We leave at 3pm to catch the ferry at 4pm. Laden down with gear, we walk up the main road. 30 minutes later it becomes clear that we may miss this boat. We walk along with thumbs outstretched in the thumb a lift symbol but to no avail. Exhausted and feeling like a damsel in distress, my partner offers to leg it up to the bear carrying his stuff and 90% of my gear. I jog after him and catch sight of him speaking to a local. He motions to me that he has found a lift. Drenched in perspiration I sprint to the car.
A man, in his 70s sits in the front seat of a 1996 Toyota Corolla. On the back seat lie two planks of wood, a bottle of dettol and an iron stained jug. He begins to drive as my feet are still on the road. I can’t see this man’s face but the grey hair protruding from his ears are palpable. He speaks calmly as we express our gratitude. Upon arriving at the pier 8 minutes later, we offer €20 for the ride, he refuses, we offer €10, at this point he is telling us to get out of the car. We thank him endlessly and run for the boat.
We reach the boat and hurry on board. We sit down and catch our breath. We stop at Inis Meáin and encounter and extremely interesting man made port. We reach Doolin by 5:30. We decide to visit the cliffs of moher and Father Ted Parochial house before returning home.

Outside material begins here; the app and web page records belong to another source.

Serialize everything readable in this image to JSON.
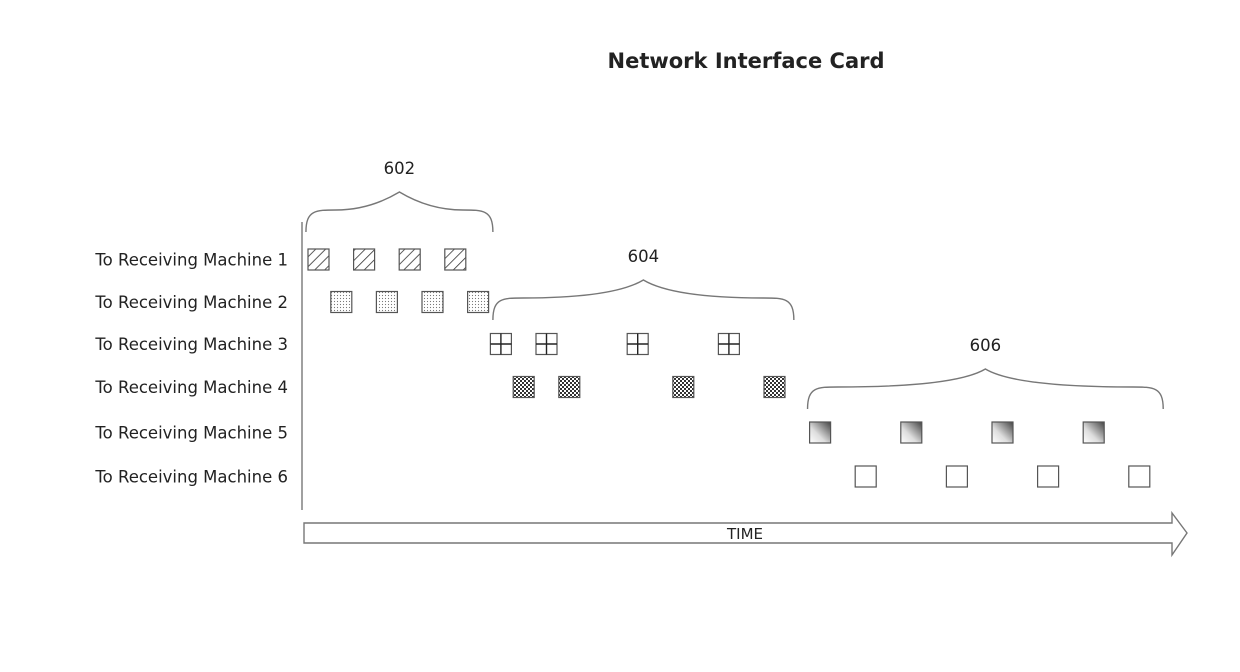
{
  "title": "Network Interface Card",
  "time_label": "TIME",
  "rows": [
    {
      "label": "To Receiving Machine 1",
      "pattern": "diagonal-hatch",
      "packets": [
        0,
        1,
        2,
        3
      ]
    },
    {
      "label": "To Receiving Machine 2",
      "pattern": "fine-dots",
      "packets": [
        0.5,
        1.5,
        2.5,
        3.5
      ]
    },
    {
      "label": "To Receiving Machine 3",
      "pattern": "grid-cross",
      "packets": [
        4,
        5,
        7,
        9
      ]
    },
    {
      "label": "To Receiving Machine 4",
      "pattern": "dense-checker",
      "packets": [
        4.5,
        5.5,
        8,
        10
      ]
    },
    {
      "label": "To Receiving Machine 5",
      "pattern": "gradient",
      "packets": [
        11,
        13,
        15,
        17
      ]
    },
    {
      "label": "To Receiving Machine 6",
      "pattern": "empty",
      "packets": [
        12,
        14,
        16,
        18
      ]
    }
  ],
  "groups": [
    {
      "label": "602",
      "from": -0.1,
      "to": 4.0
    },
    {
      "label": "604",
      "from": 4.0,
      "to": 10.6
    },
    {
      "label": "606",
      "from": 10.9,
      "to": 18.7
    }
  ]
}
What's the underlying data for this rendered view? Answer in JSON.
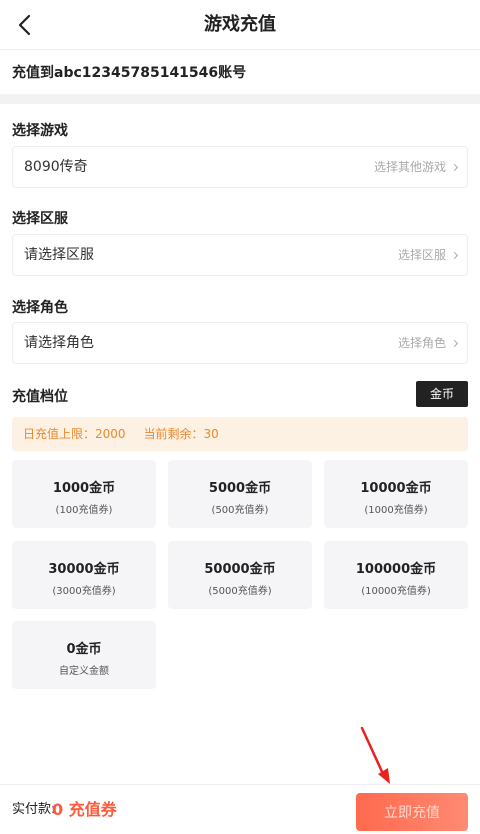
{
  "header": {
    "title": "游戏充值"
  },
  "account": {
    "text": "充值到abc12345785141546账号"
  },
  "game": {
    "label": "选择游戏",
    "value": "8090传奇",
    "hint": "选择其他游戏"
  },
  "server": {
    "label": "选择区服",
    "value": "请选择区服",
    "hint": "选择区服"
  },
  "role": {
    "label": "选择角色",
    "value": "请选择角色",
    "hint": "选择角色"
  },
  "tiers": {
    "label": "充值档位",
    "currency_tag": "金币",
    "daily_limit": "日充值上限：2000",
    "remaining": "当前剩余：30",
    "items": [
      {
        "amount": "1000金币",
        "sub": "(100充值券)"
      },
      {
        "amount": "5000金币",
        "sub": "(500充值券)"
      },
      {
        "amount": "10000金币",
        "sub": "(1000充值券)"
      },
      {
        "amount": "30000金币",
        "sub": "(3000充值券)"
      },
      {
        "amount": "50000金币",
        "sub": "(5000充值券)"
      },
      {
        "amount": "100000金币",
        "sub": "(10000充值券)"
      },
      {
        "amount": "0金币",
        "sub": "自定义金额"
      }
    ]
  },
  "footer": {
    "pay_label": "实付款:",
    "pay_amount": "0 充值券",
    "button": "立即充值"
  },
  "colors": {
    "accent": "#ff5a3c",
    "banner_text": "#e8892f",
    "banner_bg": "#fdf1e4",
    "annotation": "#e8231f"
  }
}
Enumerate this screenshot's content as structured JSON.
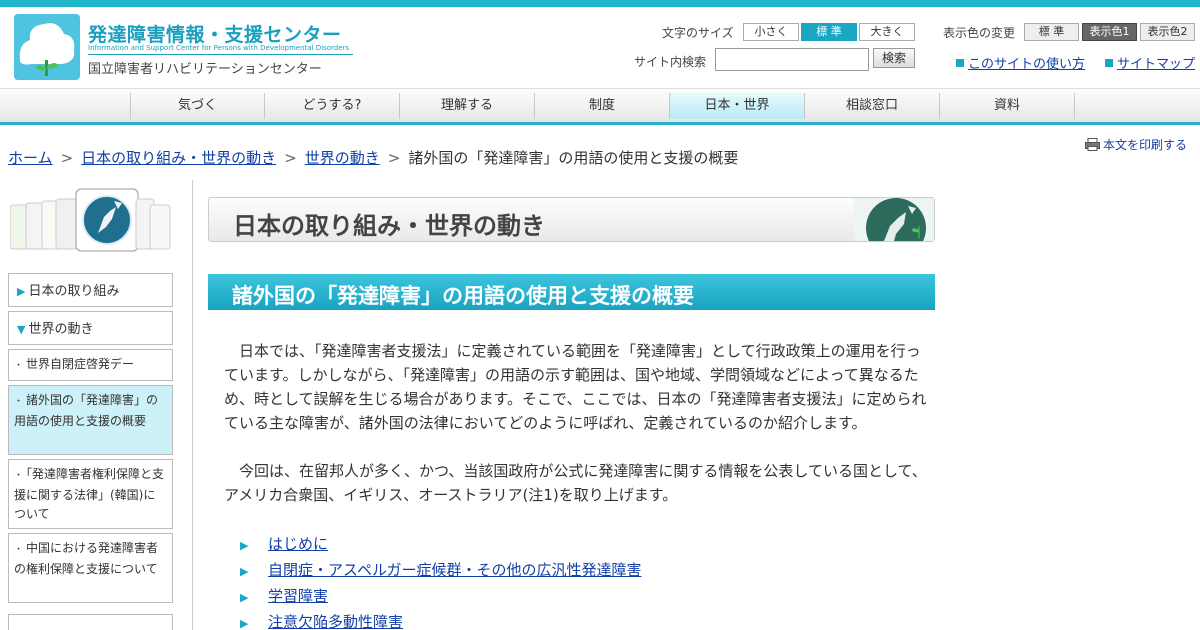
{
  "header": {
    "title": "発達障害情報・支援センター",
    "subtitle_en": "Information and Support Center for Persons with Developmental Disorders",
    "org": "国立障害者リハビリテーションセンター"
  },
  "tools": {
    "font_size_label": "文字のサイズ",
    "font_sizes": [
      "小さく",
      "標 準",
      "大きく"
    ],
    "color_label": "表示色の変更",
    "colors": [
      "標 準",
      "表示色1",
      "表示色2"
    ],
    "search_label": "サイト内検索",
    "search_value": "",
    "search_button": "検索",
    "links": [
      "このサイトの使い方",
      "サイトマップ"
    ]
  },
  "nav": {
    "items": [
      "気づく",
      "どうする?",
      "理解する",
      "制度",
      "日本・世界",
      "相談窓口",
      "資料"
    ],
    "active": "日本・世界"
  },
  "breadcrumb": {
    "items": [
      "ホーム",
      "日本の取り組み・世界の動き",
      "世界の動き"
    ],
    "current": "諸外国の「発達障害」の用語の使用と支援の概要",
    "sep": ">"
  },
  "print_label": "本文を印刷する",
  "sidebar": {
    "items": [
      "日本の取り組み",
      "世界の動き",
      "世界自閉症啓発デー",
      "諸外国の「発達障害」の用語の使用と支援の概要",
      "「発達障害者権利保障と支援に関する法律」(韓国)について",
      "中国における発達障害者の権利保障と支援について"
    ]
  },
  "main": {
    "section_title": "日本の取り組み・世界の動き",
    "page_title": "諸外国の「発達障害」の用語の使用と支援の概要",
    "paragraph1": "日本では、「発達障害者支援法」に定義されている範囲を「発達障害」として行政政策上の運用を行っています。しかしながら、「発達障害」の用語の示す範囲は、国や地域、学問領域などによって異なるため、時として誤解を生じる場合があります。そこで、ここでは、日本の「発達障害者支援法」に定められている主な障害が、諸外国の法律においてどのように呼ばれ、定義されているのか紹介します。",
    "paragraph2": "今回は、在留邦人が多く、かつ、当該国政府が公式に発達障害に関する情報を公表している国として、アメリカ合衆国、イギリス、オーストラリア(注1)を取り上げます。",
    "toc": [
      "はじめに",
      "自閉症・アスペルガー症候群・その他の広汎性発達障害",
      "学習障害",
      "注意欠陥多動性障害"
    ]
  },
  "colors": {
    "accent": "#1eb5c9",
    "link": "#1240a8"
  }
}
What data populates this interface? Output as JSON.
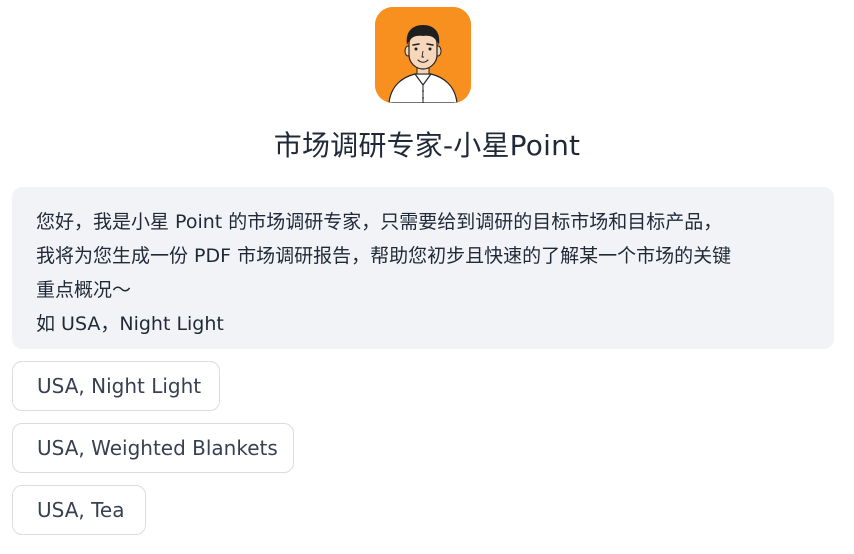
{
  "bot": {
    "name": "市场调研专家-小星Point",
    "avatar_icon": "cartoon-man-avatar-icon",
    "avatar_bg": "#f7901e"
  },
  "intro": {
    "lines": [
      "您好，我是小星 Point 的市场调研专家，只需要给到调研的目标市场和目标产品，",
      "我将为您生成一份 PDF 市场调研报告，帮助您初步且快速的了解某一个市场的关键",
      "重点概况～",
      "如 USA，Night Light"
    ]
  },
  "suggestions": [
    {
      "label": "USA, Night Light"
    },
    {
      "label": "USA, Weighted Blankets"
    },
    {
      "label": "USA, Tea"
    }
  ]
}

The islanders and the services they offered summed up the magic of Irish hospitality. We are indebted to their service. Go raibh maith agat, Inis Mór.